Source information: Begin
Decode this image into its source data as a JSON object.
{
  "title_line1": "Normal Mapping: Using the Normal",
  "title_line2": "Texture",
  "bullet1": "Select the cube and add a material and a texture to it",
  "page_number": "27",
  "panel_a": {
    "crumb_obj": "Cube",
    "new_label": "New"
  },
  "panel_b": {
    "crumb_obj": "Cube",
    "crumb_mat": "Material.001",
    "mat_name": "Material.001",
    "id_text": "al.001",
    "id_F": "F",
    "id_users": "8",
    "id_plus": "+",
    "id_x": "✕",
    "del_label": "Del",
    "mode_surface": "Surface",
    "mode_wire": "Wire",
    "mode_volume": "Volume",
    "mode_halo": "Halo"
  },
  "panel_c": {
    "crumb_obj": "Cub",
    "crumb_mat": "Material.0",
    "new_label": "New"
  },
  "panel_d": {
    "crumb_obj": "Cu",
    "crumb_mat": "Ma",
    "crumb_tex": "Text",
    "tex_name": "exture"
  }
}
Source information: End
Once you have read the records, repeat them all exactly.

[Response]:
Decode this image into its source data as a JSON object.
{
  "title_line1": "Normal Mapping: Using the Normal",
  "title_line2": "Texture",
  "bullet1": "Select the cube and add a material and a texture to it",
  "page_number": "27",
  "panel_a": {
    "crumb_obj": "Cube",
    "new_label": "New"
  },
  "panel_b": {
    "crumb_obj": "Cube",
    "crumb_mat": "Material.001",
    "mat_name": "Material.001",
    "id_text": "al.001",
    "id_F": "F",
    "id_users": "8",
    "id_plus": "+",
    "id_x": "✕",
    "del_label": "Del",
    "mode_surface": "Surface",
    "mode_wire": "Wire",
    "mode_volume": "Volume",
    "mode_halo": "Halo"
  },
  "panel_c": {
    "crumb_obj": "Cub",
    "crumb_mat": "Material.0",
    "new_label": "New"
  },
  "panel_d": {
    "crumb_obj": "Cu",
    "crumb_mat": "Ma",
    "crumb_tex": "Text",
    "tex_name": "exture"
  }
}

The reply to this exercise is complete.